By Tom Denford
Dec 4, 2012 10:22:39 AM

Media Procurement Leaders Are Not Evil Zombies. Fact.

 

Despite what you might have heard. Procurement leaders are not Evil Zombies.

As a follow up to a previous post about the Two Types of Procurement in Media, I wanted to add some thoughts about how the media industry can perhaps help TypeA procurement develop and succeed.

As media experts, we (I'm talking about we consultants, media agencies and media vendors) should be better at organising ourselves around the new reality of media budgets increasingly being managed by procurement leaders.

This, is the new reality:

Media clients will increasingly come from procurement backgrounds.

They will play an increasingly influential role in the commercial decisions in marketing.

This does not make them evil zombies.

However, like evil zombies, they are not going to go away.

You must adapt now.

 

This reality means that our collective challenge is to ensure anyone coming new to the media industry MUST understand the 4 things. These are the elements which will facilitate procurement leaders to cross the divide that can exist within client organisations between finance and marketing (i.e. jumping from a cost management role to a value creation role).

These 4 rules will help procurement leaders who have been given media responsibilities get to being a Type A quicker.

Media budgets - are a huge lever for growth for many companies but are not fulfilling their potential. Media budgets demand better levels of governance.

Media value - the upsides of proper media governance are not measured in percentages.  They are measured as multiples.

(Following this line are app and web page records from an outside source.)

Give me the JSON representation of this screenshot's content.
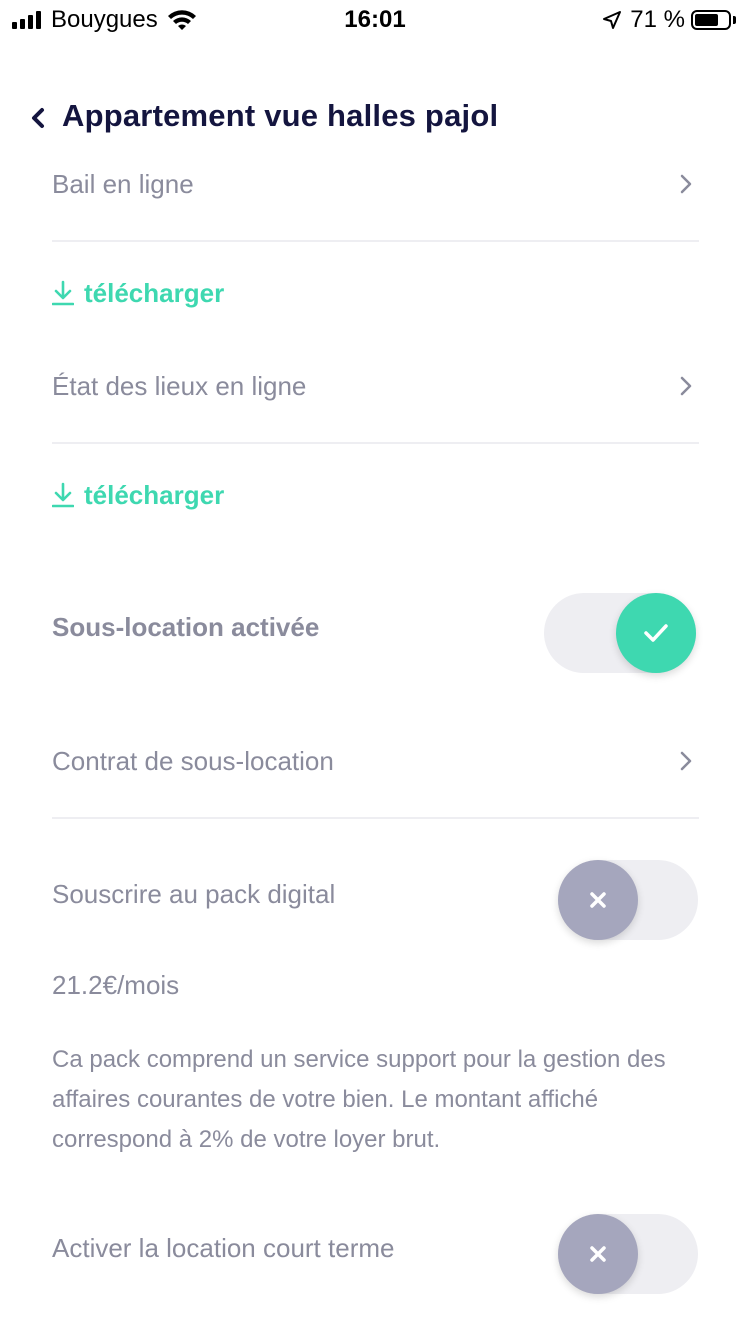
{
  "status_bar": {
    "carrier": "Bouygues",
    "time": "16:01",
    "battery": "71 %",
    "battery_level": 0.71
  },
  "header": {
    "title": "Appartement vue halles pajol"
  },
  "rows": {
    "bail": {
      "label": "Bail en ligne"
    },
    "bail_download": {
      "label": "télécharger"
    },
    "etat": {
      "label": "État des lieux en ligne"
    },
    "etat_download": {
      "label": "télécharger"
    },
    "sous_location": {
      "label": "Sous-location activée",
      "enabled": true
    },
    "contrat": {
      "label": "Contrat de sous-location"
    },
    "pack_digital": {
      "label": "Souscrire au pack digital",
      "enabled": false
    },
    "price": "21.2€/mois",
    "description": "Ca pack comprend un service support pour la gestion des affaires courantes de votre bien. Le montant affiché correspond à 2% de votre loyer brut.",
    "court_terme": {
      "label": "Activer la location court terme",
      "enabled": false
    }
  },
  "colors": {
    "accent": "#3ed8b0",
    "title": "#14153f",
    "text": "#8a8b9c",
    "toggle_off_knob": "#a5a6bd",
    "toggle_track": "#eeeef2"
  },
  "icons": {
    "back": "chevron-left-icon",
    "chevron": "chevron-right-icon",
    "download": "download-icon",
    "check": "check-icon",
    "close": "close-icon",
    "wifi": "wifi-icon",
    "location": "location-arrow-icon"
  }
}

This is a big deal.

Media clients - will require new skills and capabilities in media governance to fully realise the value of their investments in a digital world.

Media agencies - are the arbiters of value; agencies can deliver large productivity improvements on media spend when organised and incentivised the right way and (obviously) are a key partner in improving the governance and performance of media as a lever for growth.